Yes, I know this illo is a little shaggy, but please bear this in mind: topical SCREW covers like this one tended to have a very short turnaround. Never mind that, the goddamned thing's twenty years old, so cut me some effin' slack.

My second Souter illo is a little easier to explain. In September of 2002, JUNGLE LAW art director Marcus Villaca, (for whom I drew nearly as many illos as I drew for SCREW's Kevin Hein) tossed me a particularly fun assignment: I was to draw all twelve Supreme Court justices as superheroes, each with a unique super power.
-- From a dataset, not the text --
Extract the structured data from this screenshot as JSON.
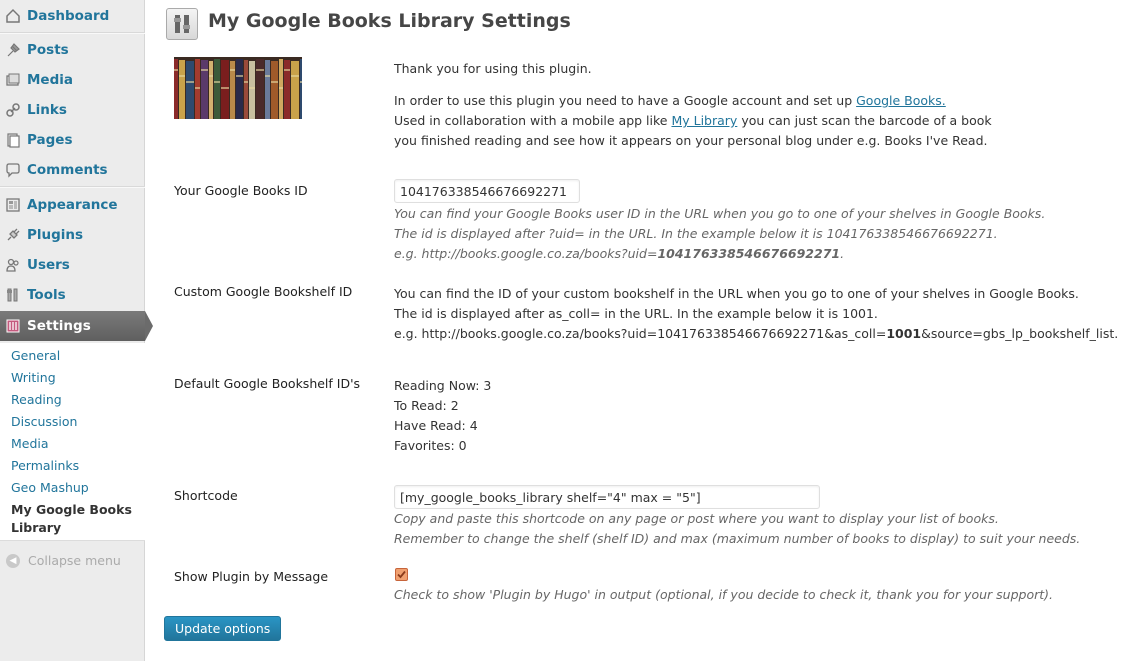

JUNGLE LAW's editors assigned Souter the title "The Galaxy's Most Boring Man," and here is the result. (if you're interested, you can check out a handful of the other illos from this job in the "LAW & CRIME" section on my website.

Thursday, April 23, 2009

Gay Romance Novel Cover for The Hartford Advocate

John Adamian of the Hartford Advocate emailed me last week with a cover concept. They were doing a story about the "#amazonfail" controversy, and they wanted a cover illo parodying the cliche romance novel cover, but with a twist.

Instead of a strapping, Fabio-esque dude embracing a damsel while waves crashed nearby, our Fabio would be clutching another Fabio in his bulging arms. After a bit of thought, I suggested that, rather than twin Fabios, why not make one of them a guy in drag? The result: Sketch #1.

But there was one problem: the art would be running on the cover of three sister papers, one of which runs a big ol' strip ad along the bottom. This would require a horizontal composition with a fair amount of wiggle room, and my initial sketch, (featuring an actual paperback) was vertical. It had plenty of dead space to the left and right, but it wouldn't forgive any trimming at the bottom to accommodate the ad.

The Advocate's production manager Peter Morlock cobbled together his vision of how things could be repositioned into a horizontal shape, (see below). I wept briefly at the thought of losing the "book object" from Sketch #1, but I couldn't argue that the new version worked 100% better in the shape. I drew Sketch #2 based on Morlock's cut-n-paste number, and the final art was pretty much a traced-up, cleaned-up, full color version of the second sketch.